* _Work item_
Take from the material every line that contains the word "Institute".

####################

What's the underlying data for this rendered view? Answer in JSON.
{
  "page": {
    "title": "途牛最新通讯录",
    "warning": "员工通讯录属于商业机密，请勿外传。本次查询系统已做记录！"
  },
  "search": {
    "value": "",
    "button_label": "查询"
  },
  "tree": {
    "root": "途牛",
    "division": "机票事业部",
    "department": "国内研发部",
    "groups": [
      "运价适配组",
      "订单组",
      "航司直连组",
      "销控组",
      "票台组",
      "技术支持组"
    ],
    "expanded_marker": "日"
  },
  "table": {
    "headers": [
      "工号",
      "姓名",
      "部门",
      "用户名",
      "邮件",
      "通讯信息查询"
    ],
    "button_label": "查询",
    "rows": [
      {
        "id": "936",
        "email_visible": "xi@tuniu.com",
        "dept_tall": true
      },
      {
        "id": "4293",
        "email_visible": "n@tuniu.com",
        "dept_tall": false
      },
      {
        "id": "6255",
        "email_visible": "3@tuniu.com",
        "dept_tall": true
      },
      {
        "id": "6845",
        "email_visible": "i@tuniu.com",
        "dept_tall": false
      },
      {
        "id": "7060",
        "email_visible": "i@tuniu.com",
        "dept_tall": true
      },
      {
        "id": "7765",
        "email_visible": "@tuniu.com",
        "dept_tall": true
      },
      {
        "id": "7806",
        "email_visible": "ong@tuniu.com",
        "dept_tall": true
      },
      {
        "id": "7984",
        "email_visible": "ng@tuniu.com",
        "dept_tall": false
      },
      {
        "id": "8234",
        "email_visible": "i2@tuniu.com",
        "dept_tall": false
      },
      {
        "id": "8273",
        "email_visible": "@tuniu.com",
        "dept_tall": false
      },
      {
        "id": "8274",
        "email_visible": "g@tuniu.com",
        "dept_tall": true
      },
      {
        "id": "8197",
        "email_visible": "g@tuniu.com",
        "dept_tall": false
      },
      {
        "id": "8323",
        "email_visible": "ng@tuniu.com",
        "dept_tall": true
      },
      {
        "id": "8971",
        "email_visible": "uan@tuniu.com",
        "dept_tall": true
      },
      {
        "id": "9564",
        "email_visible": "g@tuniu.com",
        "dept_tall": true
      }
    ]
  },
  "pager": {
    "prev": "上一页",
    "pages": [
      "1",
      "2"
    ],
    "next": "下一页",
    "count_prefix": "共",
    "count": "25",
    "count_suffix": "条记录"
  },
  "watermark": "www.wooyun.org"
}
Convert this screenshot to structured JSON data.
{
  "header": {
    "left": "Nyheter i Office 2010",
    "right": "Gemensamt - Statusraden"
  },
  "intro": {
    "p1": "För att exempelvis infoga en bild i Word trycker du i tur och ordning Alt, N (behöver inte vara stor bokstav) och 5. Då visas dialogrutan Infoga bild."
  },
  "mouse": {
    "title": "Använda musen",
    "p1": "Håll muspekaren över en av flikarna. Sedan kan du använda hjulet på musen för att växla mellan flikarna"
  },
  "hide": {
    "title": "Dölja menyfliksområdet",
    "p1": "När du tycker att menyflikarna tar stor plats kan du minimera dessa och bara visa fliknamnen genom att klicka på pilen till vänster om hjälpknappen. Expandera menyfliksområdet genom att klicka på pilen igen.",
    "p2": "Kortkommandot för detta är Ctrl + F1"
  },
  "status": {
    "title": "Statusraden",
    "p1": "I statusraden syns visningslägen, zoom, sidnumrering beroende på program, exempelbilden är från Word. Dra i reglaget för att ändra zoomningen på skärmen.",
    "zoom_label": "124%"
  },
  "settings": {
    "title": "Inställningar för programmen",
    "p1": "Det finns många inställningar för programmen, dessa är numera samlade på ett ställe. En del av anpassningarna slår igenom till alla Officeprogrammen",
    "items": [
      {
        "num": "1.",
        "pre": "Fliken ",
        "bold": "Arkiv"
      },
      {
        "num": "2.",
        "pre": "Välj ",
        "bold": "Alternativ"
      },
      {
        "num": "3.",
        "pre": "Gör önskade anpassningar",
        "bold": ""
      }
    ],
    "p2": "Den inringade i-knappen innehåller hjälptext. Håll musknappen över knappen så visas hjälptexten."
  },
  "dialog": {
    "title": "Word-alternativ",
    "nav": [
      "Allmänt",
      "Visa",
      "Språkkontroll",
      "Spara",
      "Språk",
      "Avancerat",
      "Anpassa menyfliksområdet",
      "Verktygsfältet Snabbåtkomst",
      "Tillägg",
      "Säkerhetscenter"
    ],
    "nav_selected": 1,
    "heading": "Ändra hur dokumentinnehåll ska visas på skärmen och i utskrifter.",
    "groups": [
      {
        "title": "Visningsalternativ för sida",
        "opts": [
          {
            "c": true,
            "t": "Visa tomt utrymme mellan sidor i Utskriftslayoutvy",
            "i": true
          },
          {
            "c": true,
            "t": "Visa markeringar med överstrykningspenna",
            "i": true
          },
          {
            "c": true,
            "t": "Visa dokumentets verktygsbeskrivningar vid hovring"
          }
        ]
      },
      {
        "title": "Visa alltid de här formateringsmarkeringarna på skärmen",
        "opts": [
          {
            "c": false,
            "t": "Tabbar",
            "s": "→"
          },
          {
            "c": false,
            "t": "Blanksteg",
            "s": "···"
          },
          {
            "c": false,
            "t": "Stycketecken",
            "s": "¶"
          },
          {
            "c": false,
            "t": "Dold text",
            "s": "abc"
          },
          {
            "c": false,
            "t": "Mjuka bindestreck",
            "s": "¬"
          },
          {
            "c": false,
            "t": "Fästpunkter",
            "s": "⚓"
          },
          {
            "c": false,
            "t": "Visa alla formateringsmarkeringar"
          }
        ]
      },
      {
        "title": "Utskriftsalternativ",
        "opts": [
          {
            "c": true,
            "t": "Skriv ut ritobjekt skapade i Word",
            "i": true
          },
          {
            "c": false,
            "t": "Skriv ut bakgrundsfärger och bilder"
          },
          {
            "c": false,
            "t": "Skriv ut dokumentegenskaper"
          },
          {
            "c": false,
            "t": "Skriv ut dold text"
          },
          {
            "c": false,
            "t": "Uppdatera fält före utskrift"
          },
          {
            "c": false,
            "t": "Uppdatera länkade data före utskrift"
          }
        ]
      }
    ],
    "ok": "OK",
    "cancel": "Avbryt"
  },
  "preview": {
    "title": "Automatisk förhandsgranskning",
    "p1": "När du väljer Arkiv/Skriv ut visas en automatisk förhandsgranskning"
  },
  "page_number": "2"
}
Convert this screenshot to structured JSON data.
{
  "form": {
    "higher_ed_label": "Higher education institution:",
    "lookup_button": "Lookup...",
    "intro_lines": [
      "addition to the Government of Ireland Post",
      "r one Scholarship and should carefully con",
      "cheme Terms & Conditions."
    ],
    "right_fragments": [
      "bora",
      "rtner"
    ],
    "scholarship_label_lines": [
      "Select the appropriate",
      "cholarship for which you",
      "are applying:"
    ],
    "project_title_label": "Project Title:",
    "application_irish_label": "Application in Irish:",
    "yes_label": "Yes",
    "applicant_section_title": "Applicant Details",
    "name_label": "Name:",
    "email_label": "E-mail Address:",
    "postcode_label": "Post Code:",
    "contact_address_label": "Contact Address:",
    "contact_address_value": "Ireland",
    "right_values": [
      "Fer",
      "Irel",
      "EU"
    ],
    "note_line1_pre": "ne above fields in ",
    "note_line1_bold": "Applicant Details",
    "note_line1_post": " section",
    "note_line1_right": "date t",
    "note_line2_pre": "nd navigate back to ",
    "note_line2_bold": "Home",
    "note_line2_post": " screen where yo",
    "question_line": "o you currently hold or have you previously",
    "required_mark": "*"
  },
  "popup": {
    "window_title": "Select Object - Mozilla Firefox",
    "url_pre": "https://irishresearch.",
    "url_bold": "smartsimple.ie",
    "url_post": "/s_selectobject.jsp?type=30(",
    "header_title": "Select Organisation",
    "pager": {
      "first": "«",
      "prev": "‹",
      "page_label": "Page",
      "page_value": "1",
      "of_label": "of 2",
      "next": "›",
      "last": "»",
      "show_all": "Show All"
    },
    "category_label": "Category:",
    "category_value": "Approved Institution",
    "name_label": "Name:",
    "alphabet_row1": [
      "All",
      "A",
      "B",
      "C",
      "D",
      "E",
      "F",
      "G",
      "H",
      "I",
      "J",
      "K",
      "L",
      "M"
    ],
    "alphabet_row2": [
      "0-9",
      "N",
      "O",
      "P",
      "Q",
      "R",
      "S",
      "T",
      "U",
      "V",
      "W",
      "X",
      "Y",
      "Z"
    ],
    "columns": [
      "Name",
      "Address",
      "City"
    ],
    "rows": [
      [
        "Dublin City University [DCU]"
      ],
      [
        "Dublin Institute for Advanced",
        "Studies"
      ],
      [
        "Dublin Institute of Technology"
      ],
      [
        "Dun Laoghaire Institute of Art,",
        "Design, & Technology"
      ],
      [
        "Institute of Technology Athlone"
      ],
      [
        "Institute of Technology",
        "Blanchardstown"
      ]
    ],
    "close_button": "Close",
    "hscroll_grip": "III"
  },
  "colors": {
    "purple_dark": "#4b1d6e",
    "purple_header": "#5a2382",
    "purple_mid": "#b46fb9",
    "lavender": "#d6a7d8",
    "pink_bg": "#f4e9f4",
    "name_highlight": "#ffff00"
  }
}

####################

* _Solution to the exercise_
        "Dublin Institute for Advanced",
        "Dublin Institute of Technology"
        "Dun Laoghaire Institute of Art,",
        "Institute of Technology Athlone"
        "Institute of Technology",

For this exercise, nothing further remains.